ACTIVITY:
Give the records again exactly, but drop the pictures.

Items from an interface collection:
>>>

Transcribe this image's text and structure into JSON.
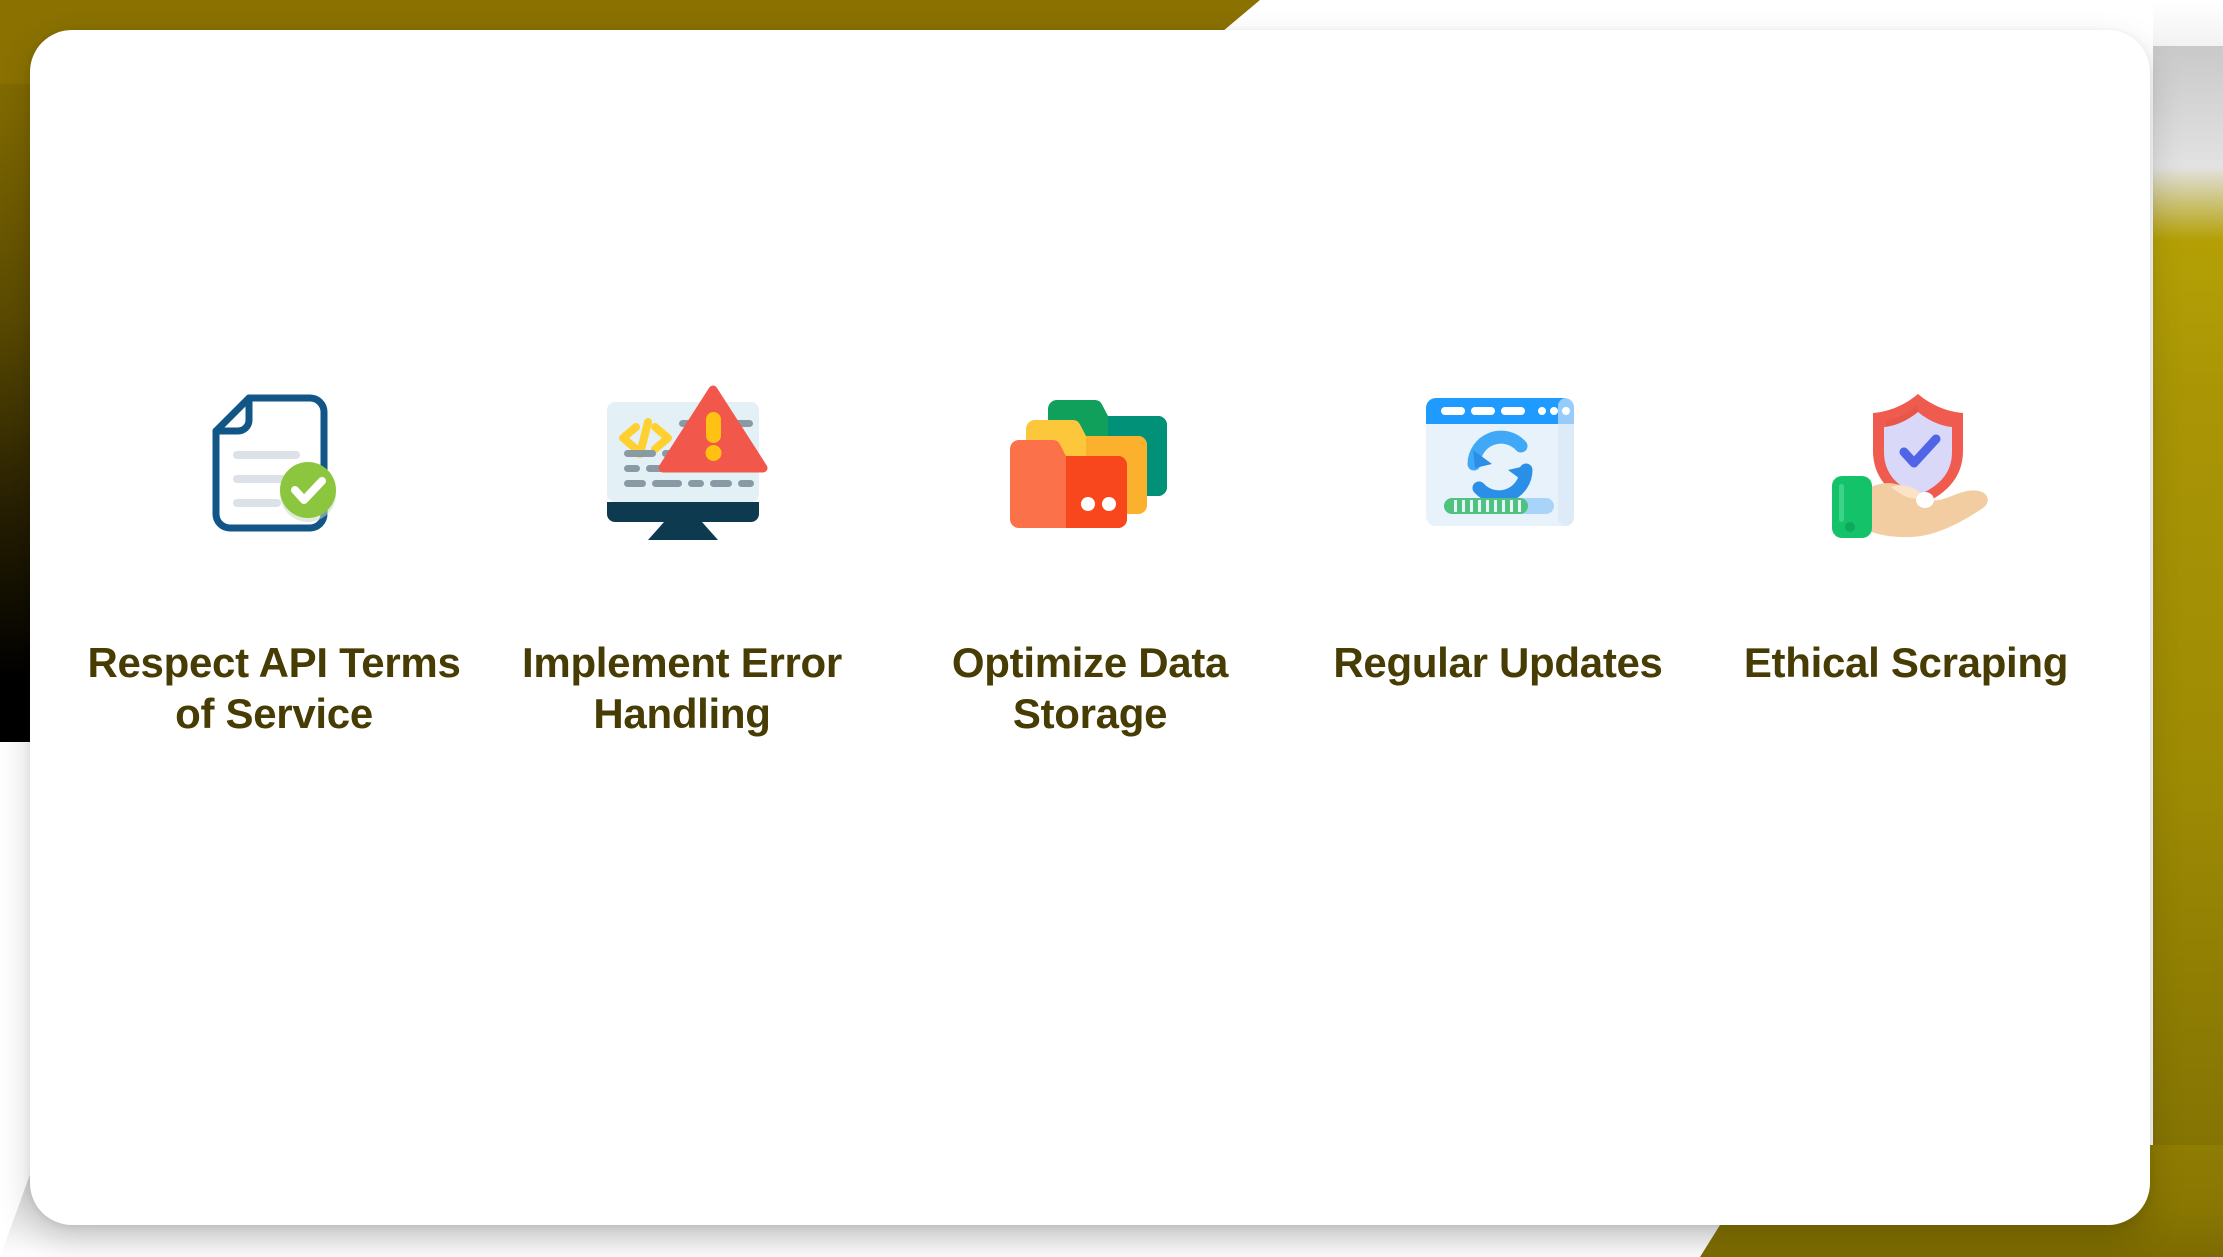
{
  "slide": {
    "card_background": "#ffffff",
    "accent_olive": "#8a7100",
    "label_color": "#463c04"
  },
  "items": [
    {
      "id": "respect-api-terms",
      "label": "Respect API Terms of Service",
      "icon_name": "document-check-icon",
      "icon_colors": {
        "outline": "#125688",
        "check_badge": "#8cc63e",
        "lines": "#dfe3e8"
      }
    },
    {
      "id": "implement-error-handling",
      "label": "Implement Error Handling",
      "icon_name": "monitor-code-warning-icon",
      "icon_colors": {
        "screen": "#e3f0f6",
        "base": "#0e3a4f",
        "code": "#ffd02f",
        "warning": "#f2574b",
        "lines": "#8a9aa5"
      }
    },
    {
      "id": "optimize-data-storage",
      "label": "Optimize Data Storage",
      "icon_name": "folders-stack-icon",
      "icon_colors": {
        "green_dark": "#009178",
        "green": "#11a05b",
        "yellow": "#fbb12d",
        "yellow_light": "#fdc73c",
        "orange": "#fb7149",
        "orange_dark": "#f9471d"
      }
    },
    {
      "id": "regular-updates",
      "label": "Regular Updates",
      "icon_name": "browser-refresh-progress-icon",
      "icon_colors": {
        "titlebar": "#1f9bff",
        "body": "#e8f2fb",
        "refresh": "#2b9bf4",
        "progress": "#4fc27f",
        "progress_track": "#a7d4f8"
      }
    },
    {
      "id": "ethical-scraping",
      "label": "Ethical Scraping",
      "icon_name": "shield-in-hand-icon",
      "icon_colors": {
        "shield_outer": "#ef5b4f",
        "shield_inner": "#d9d8f8",
        "check": "#5064e8",
        "hand": "#f2cda1",
        "sleeve": "#14c26a"
      }
    }
  ]
}
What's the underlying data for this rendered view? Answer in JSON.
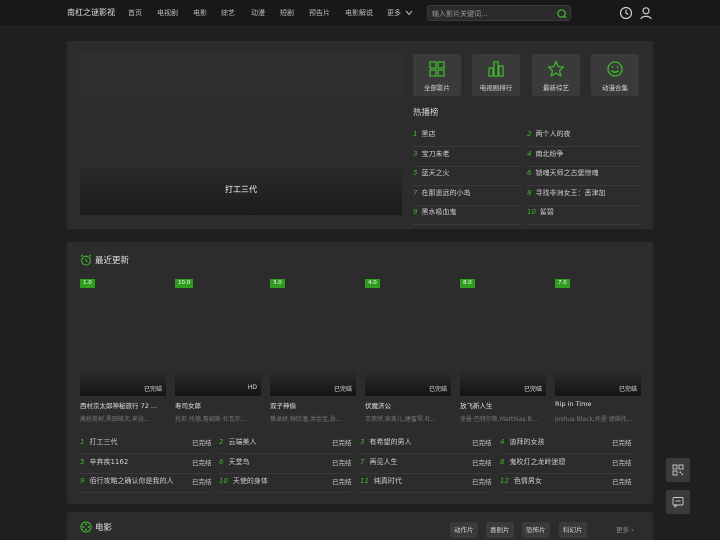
{
  "header": {
    "logo": "南杠之谜影视",
    "nav": [
      "首页",
      "电视剧",
      "电影",
      "综艺",
      "动漫",
      "短剧",
      "预告片",
      "电影解说",
      "更多"
    ],
    "search_placeholder": "输入影片关键词...",
    "icons": [
      "history-icon",
      "user-icon"
    ]
  },
  "hero": {
    "title": "打工三代",
    "categories": [
      {
        "label": "全部影片",
        "icon": "grid-icon"
      },
      {
        "label": "电视剧排行",
        "icon": "bar-chart-icon"
      },
      {
        "label": "最新综艺",
        "icon": "star-icon"
      },
      {
        "label": "动漫合集",
        "icon": "smile-icon"
      }
    ],
    "hot_title": "热播榜",
    "hot_list": [
      {
        "num": "1",
        "title": "黑店"
      },
      {
        "num": "2",
        "title": "两个人的夜"
      },
      {
        "num": "3",
        "title": "宝刀未老"
      },
      {
        "num": "4",
        "title": "南北纷争"
      },
      {
        "num": "5",
        "title": "蓝天之火"
      },
      {
        "num": "6",
        "title": "锁魂天师之古堡惊魂"
      },
      {
        "num": "7",
        "title": "在那遥远的小岛"
      },
      {
        "num": "8",
        "title": "寻找非洲女王：恶津加"
      },
      {
        "num": "9",
        "title": "黑水吸血鬼"
      },
      {
        "num": "10",
        "title": "鲨碧"
      }
    ]
  },
  "recent": {
    "title": "最近更新",
    "cards": [
      {
        "score": "1.0",
        "status": "已完结",
        "name": "西村京太郎神秘旅行 72 ...",
        "cast": "高桥英树,黑田绫次,来谷..."
      },
      {
        "score": "10.0",
        "status": "HD",
        "name": "寿司女郎",
        "cast": "托尼·托德,詹姆斯·杜瓦尔..."
      },
      {
        "score": "3.0",
        "status": "已完结",
        "name": "双子神偷",
        "cast": "蔡卓妍,钟欣潼,洪金宝,张..."
      },
      {
        "score": "4.0",
        "status": "已完结",
        "name": "伏魔济公",
        "cast": "王荣然,宋美儿,唐蜜琴,杜..."
      },
      {
        "score": "8.0",
        "status": "已完结",
        "name": "放飞新人生",
        "cast": "菲曼·巴特尔斯,Matthias B..."
      },
      {
        "score": "7.0",
        "status": "已完结",
        "name": "Rip in Time",
        "cast": "Joshua Black,托里·德维托..."
      }
    ],
    "list": [
      {
        "num": "1",
        "title": "打工三代",
        "status": "已完结"
      },
      {
        "num": "2",
        "title": "云端美人",
        "status": "已完结"
      },
      {
        "num": "3",
        "title": "有希望的男人",
        "status": "已完结"
      },
      {
        "num": "4",
        "title": "迪拜的女孩",
        "status": "已完结"
      },
      {
        "num": "5",
        "title": "辛弃疾1162",
        "status": "已完结"
      },
      {
        "num": "6",
        "title": "天堂鸟",
        "status": "已完结"
      },
      {
        "num": "7",
        "title": "再见人生",
        "status": "已完结"
      },
      {
        "num": "8",
        "title": "鬼吹灯之龙岭迷窟",
        "status": "已完结"
      },
      {
        "num": "9",
        "title": "佰行攻略之确认你是我的人",
        "status": "已完结"
      },
      {
        "num": "10",
        "title": "天使的身体",
        "status": "已完结"
      },
      {
        "num": "11",
        "title": "纯真时代",
        "status": "已完结"
      },
      {
        "num": "12",
        "title": "色情男女",
        "status": "已完结"
      }
    ]
  },
  "movies": {
    "title": "电影",
    "tags": [
      "动作片",
      "喜剧片",
      "恐怖片",
      "科幻片"
    ],
    "more": "更多"
  },
  "float": {
    "icons": [
      "qrcode-icon",
      "message-icon"
    ]
  },
  "colors": {
    "accent": "#3fb62c",
    "background": "#1f1f1f",
    "panel": "#2c2c2c"
  }
}
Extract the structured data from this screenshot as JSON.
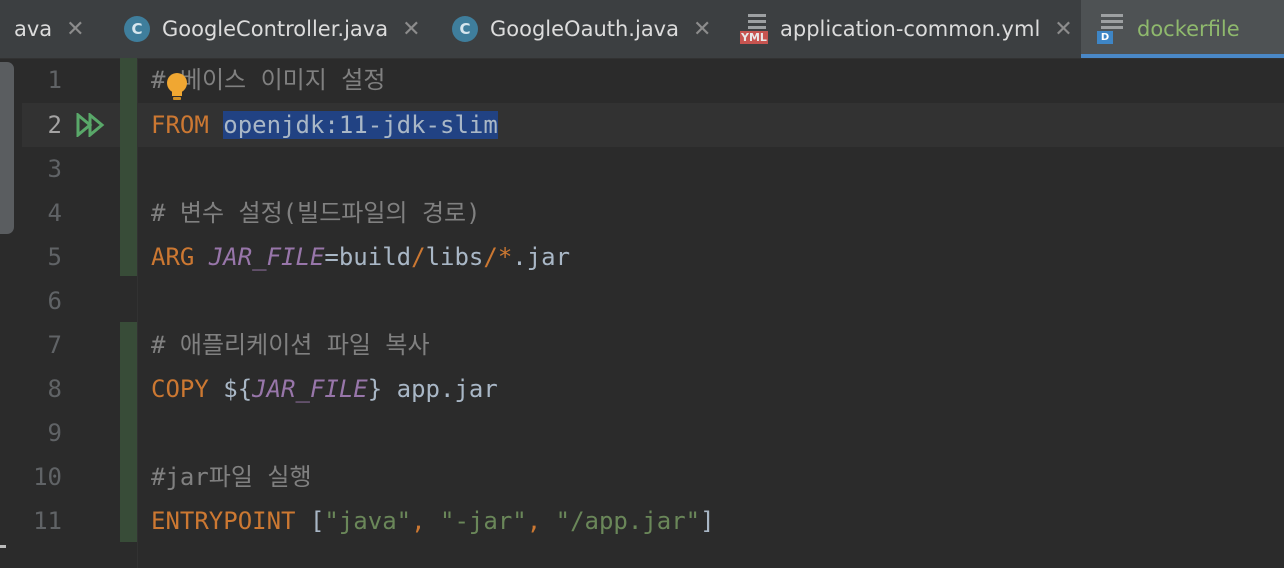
{
  "tabs": [
    {
      "name": "ava",
      "icon": "none",
      "active": false
    },
    {
      "name": "GoogleController.java",
      "icon": "class-c-icon",
      "active": false
    },
    {
      "name": "GoogleOauth.java",
      "icon": "class-c-icon",
      "active": false
    },
    {
      "name": "application-common.yml",
      "icon": "yml-file-icon",
      "active": false
    },
    {
      "name": "dockerfile",
      "icon": "docker-file-icon",
      "active": true
    }
  ],
  "tab_icons": {
    "class_letter": "C",
    "yml_label": "YML",
    "docker_label": "D",
    "close_glyph": "✕"
  },
  "editor": {
    "line_numbers": [
      "1",
      "2",
      "3",
      "4",
      "5",
      "6",
      "7",
      "8",
      "9",
      "10",
      "11"
    ],
    "current_line": 2,
    "lines": {
      "l1_comment": "# 베이스 이미지 설정",
      "l2_keyword": "FROM",
      "l2_image": "openjdk:11-jdk-slim",
      "l4_comment": "# 변수 설정(빌드파일의 경로)",
      "l5_keyword": "ARG",
      "l5_var": "JAR_FILE",
      "l5_eq": "=",
      "l5_p1": "build",
      "l5_slash1": "/",
      "l5_p2": "libs",
      "l5_slash2": "/",
      "l5_star": "*",
      "l5_ext": ".jar",
      "l7_comment": "# 애플리케이션 파일 복사",
      "l8_keyword": "COPY",
      "l8_open": "${",
      "l8_var": "JAR_FILE",
      "l8_close": "}",
      "l8_dest": "app.jar",
      "l10_comment": "#jar파일 실행",
      "l11_keyword": "ENTRYPOINT",
      "l11_lb": "[",
      "l11_s1": "\"java\"",
      "l11_c1": ",",
      "l11_s2": "\"-jar\"",
      "l11_c2": ",",
      "l11_s3": "\"/app.jar\"",
      "l11_rb": "]"
    }
  },
  "colors": {
    "background": "#2b2b2b",
    "keyword": "#cc7832",
    "comment": "#808080",
    "variable": "#9876aa",
    "string": "#6a8759",
    "selection": "#214283",
    "active_tab_text": "#8fb96d",
    "active_tab_underline": "#4a88c7"
  }
}
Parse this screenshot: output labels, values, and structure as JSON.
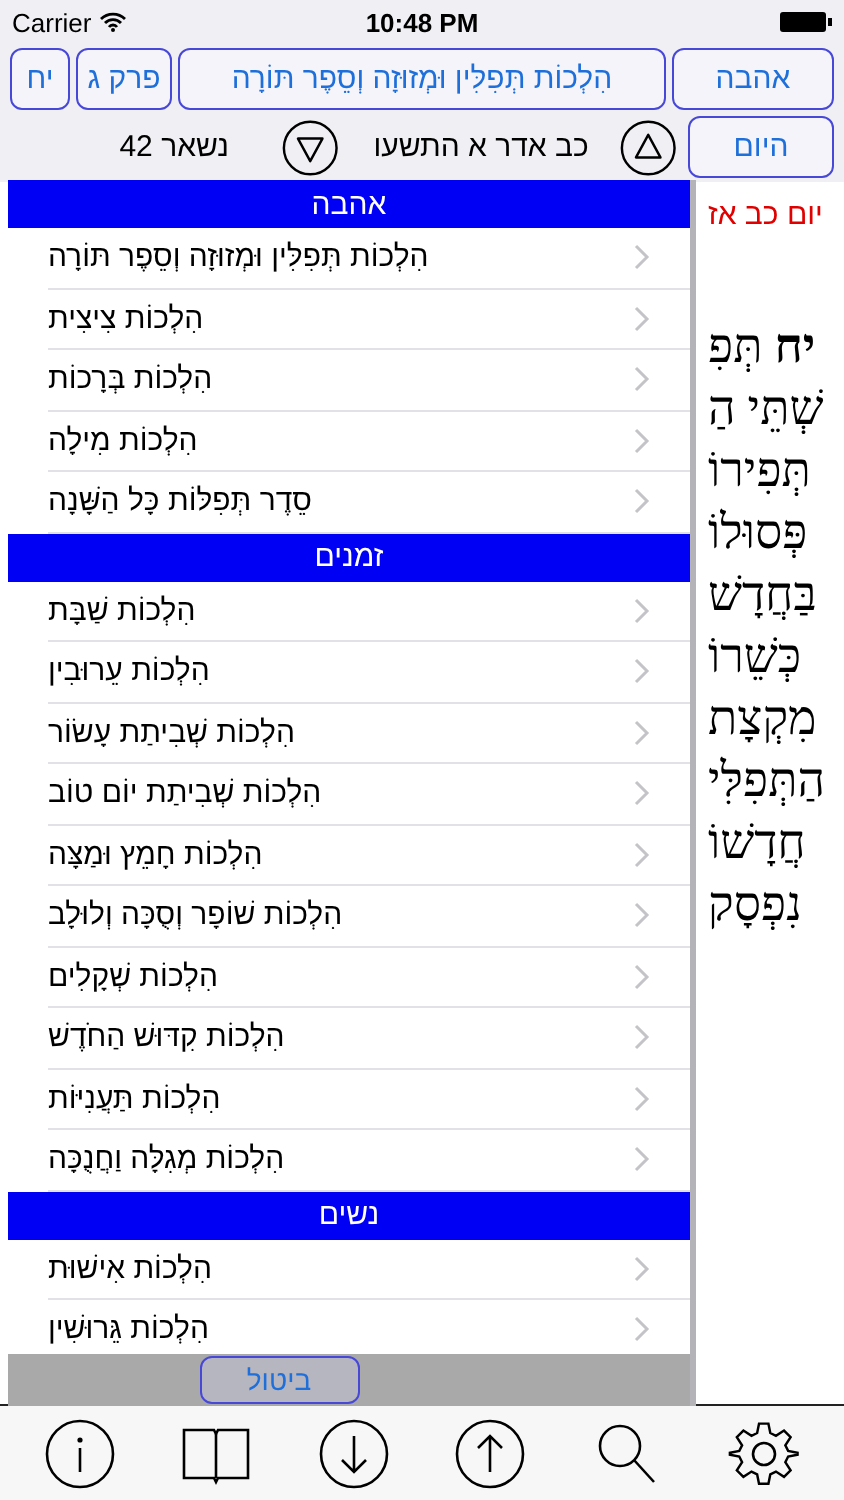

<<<

RESULT OF THE TASK:
Transcribe this image's text and structure into JSON.
{
  "slide": {
    "card_background": "#ffffff",
    "accent_olive": "#8a7100",
    "label_color": "#463c04"
  },
  "items": [
    {
      "id": "respect-api-terms",
      "label": "Respect API Terms of Service",
      "icon_name": "document-check-icon",
      "icon_colors": {
        "outline": "#125688",
        "check_badge": "#8cc63e",
        "lines": "#dfe3e8"
      }
    },
    {
      "id": "implement-error-handling",
      "label": "Implement Error Handling",
      "icon_name": "monitor-code-warning-icon",
      "icon_colors": {
        "screen": "#e3f0f6",
        "base": "#0e3a4f",
        "code": "#ffd02f",
        "warning": "#f2574b",
        "lines": "#8a9aa5"
      }
    },
    {
      "id": "optimize-data-storage",
      "label": "Optimize Data Storage",
      "icon_name": "folders-stack-icon",
      "icon_colors": {
        "green_dark": "#009178",
        "green": "#11a05b",
        "yellow": "#fbb12d",
        "yellow_light": "#fdc73c",
        "orange": "#fb7149",
        "orange_dark": "#f9471d"
      }
    },
    {
      "id": "regular-updates",
      "label": "Regular Updates",
      "icon_name": "browser-refresh-progress-icon",
      "icon_colors": {
        "titlebar": "#1f9bff",
        "body": "#e8f2fb",
        "refresh": "#2b9bf4",
        "progress": "#4fc27f",
        "progress_track": "#a7d4f8"
      }
    },
    {
      "id": "ethical-scraping",
      "label": "Ethical Scraping",
      "icon_name": "shield-in-hand-icon",
      "icon_colors": {
        "shield_outer": "#ef5b4f",
        "shield_inner": "#d9d8f8",
        "check": "#5064e8",
        "hand": "#f2cda1",
        "sleeve": "#14c26a"
      }
    }
  ]
}
What's the underlying data for this rendered view? Answer in JSON.
{
  "header": {
    "logo": "南杠之谜影视",
    "nav": [
      "首页",
      "电视剧",
      "电影",
      "综艺",
      "动漫",
      "短剧",
      "预告片",
      "电影解说",
      "更多"
    ],
    "search_placeholder": "输入影片关键词...",
    "icons": [
      "history-icon",
      "user-icon"
    ]
  },
  "hero": {
    "title": "打工三代",
    "categories": [
      {
        "label": "全部影片",
        "icon": "grid-icon"
      },
      {
        "label": "电视剧排行",
        "icon": "bar-chart-icon"
      },
      {
        "label": "最新综艺",
        "icon": "star-icon"
      },
      {
        "label": "动漫合集",
        "icon": "smile-icon"
      }
    ],
    "hot_title": "热播榜",
    "hot_list": [
      {
        "num": "1",
        "title": "黑店"
      },
      {
        "num": "2",
        "title": "两个人的夜"
      },
      {
        "num": "3",
        "title": "宝刀未老"
      },
      {
        "num": "4",
        "title": "南北纷争"
      },
      {
        "num": "5",
        "title": "蓝天之火"
      },
      {
        "num": "6",
        "title": "锁魂天师之古堡惊魂"
      },
      {
        "num": "7",
        "title": "在那遥远的小岛"
      },
      {
        "num": "8",
        "title": "寻找非洲女王：恶津加"
      },
      {
        "num": "9",
        "title": "黑水吸血鬼"
      },
      {
        "num": "10",
        "title": "鲨碧"
      }
    ]
  },
  "recent": {
    "title": "最近更新",
    "cards": [
      {
        "score": "1.0",
        "status": "已完结",
        "name": "西村京太郎神秘旅行 72 ...",
        "cast": "高桥英树,黑田绫次,来谷..."
      },
      {
        "score": "10.0",
        "status": "HD",
        "name": "寿司女郎",
        "cast": "托尼·托德,詹姆斯·杜瓦尔..."
      },
      {
        "score": "3.0",
        "status": "已完结",
        "name": "双子神偷",
        "cast": "蔡卓妍,钟欣潼,洪金宝,张..."
      },
      {
        "score": "4.0",
        "status": "已完结",
        "name": "伏魔济公",
        "cast": "王荣然,宋美儿,唐蜜琴,杜..."
      },
      {
        "score": "8.0",
        "status": "已完结",
        "name": "放飞新人生",
        "cast": "菲曼·巴特尔斯,Matthias B..."
      },
      {
        "score": "7.0",
        "status": "已完结",
        "name": "Rip in Time",
        "cast": "Joshua Black,托里·德维托..."
      }
    ],
    "list": [
      {
        "num": "1",
        "title": "打工三代",
        "status": "已完结"
      },
      {
        "num": "2",
        "title": "云端美人",
        "status": "已完结"
      },
      {
        "num": "3",
        "title": "有希望的男人",
        "status": "已完结"
      },
      {
        "num": "4",
        "title": "迪拜的女孩",
        "status": "已完结"
      },
      {
        "num": "5",
        "title": "辛弃疾1162",
        "status": "已完结"
      },
      {
        "num": "6",
        "title": "天堂鸟",
        "status": "已完结"
      },
      {
        "num": "7",
        "title": "再见人生",
        "status": "已完结"
      },
      {
        "num": "8",
        "title": "鬼吹灯之龙岭迷窟",
        "status": "已完结"
      },
      {
        "num": "9",
        "title": "佰行攻略之确认你是我的人",
        "status": "已完结"
      },
      {
        "num": "10",
        "title": "天使的身体",
        "status": "已完结"
      },
      {
        "num": "11",
        "title": "纯真时代",
        "status": "已完结"
      },
      {
        "num": "12",
        "title": "色情男女",
        "status": "已完结"
      }
    ]
  },
  "movies": {
    "title": "电影",
    "tags": [
      "动作片",
      "喜剧片",
      "恐怖片",
      "科幻片"
    ],
    "more": "更多"
  },
  "float": {
    "icons": [
      "qrcode-icon",
      "message-icon"
    ]
  },
  "colors": {
    "accent": "#3fb62c",
    "background": "#1f1f1f",
    "panel": "#2c2c2c"
  }
}
Extract the structured data from this screenshot as JSON.
{
  "tabs": [
    {
      "name": "ava",
      "icon": "none",
      "active": false
    },
    {
      "name": "GoogleController.java",
      "icon": "class-c-icon",
      "active": false
    },
    {
      "name": "GoogleOauth.java",
      "icon": "class-c-icon",
      "active": false
    },
    {
      "name": "application-common.yml",
      "icon": "yml-file-icon",
      "active": false
    },
    {
      "name": "dockerfile",
      "icon": "docker-file-icon",
      "active": true
    }
  ],
  "tab_icons": {
    "class_letter": "C",
    "yml_label": "YML",
    "docker_label": "D",
    "close_glyph": "✕"
  },
  "editor": {
    "line_numbers": [
      "1",
      "2",
      "3",
      "4",
      "5",
      "6",
      "7",
      "8",
      "9",
      "10",
      "11"
    ],
    "current_line": 2,
    "lines": {
      "l1_comment": "# 베이스 이미지 설정",
      "l2_keyword": "FROM",
      "l2_image": "openjdk:11-jdk-slim",
      "l4_comment": "# 변수 설정(빌드파일의 경로)",
      "l5_keyword": "ARG",
      "l5_var": "JAR_FILE",
      "l5_eq": "=",
      "l5_p1": "build",
      "l5_slash1": "/",
      "l5_p2": "libs",
      "l5_slash2": "/",
      "l5_star": "*",
      "l5_ext": ".jar",
      "l7_comment": "# 애플리케이션 파일 복사",
      "l8_keyword": "COPY",
      "l8_open": "${",
      "l8_var": "JAR_FILE",
      "l8_close": "}",
      "l8_dest": "app.jar",
      "l10_comment": "#jar파일 실행",
      "l11_keyword": "ENTRYPOINT",
      "l11_lb": "[",
      "l11_s1": "\"java\"",
      "l11_c1": ",",
      "l11_s2": "\"-jar\"",
      "l11_c2": ",",
      "l11_s3": "\"/app.jar\"",
      "l11_rb": "]"
    }
  },
  "colors": {
    "background": "#2b2b2b",
    "keyword": "#cc7832",
    "comment": "#808080",
    "variable": "#9876aa",
    "string": "#6a8759",
    "selection": "#214283",
    "active_tab_text": "#8fb96d",
    "active_tab_underline": "#4a88c7"
  }
}
Parse this screenshot: output labels, values, and structure as JSON.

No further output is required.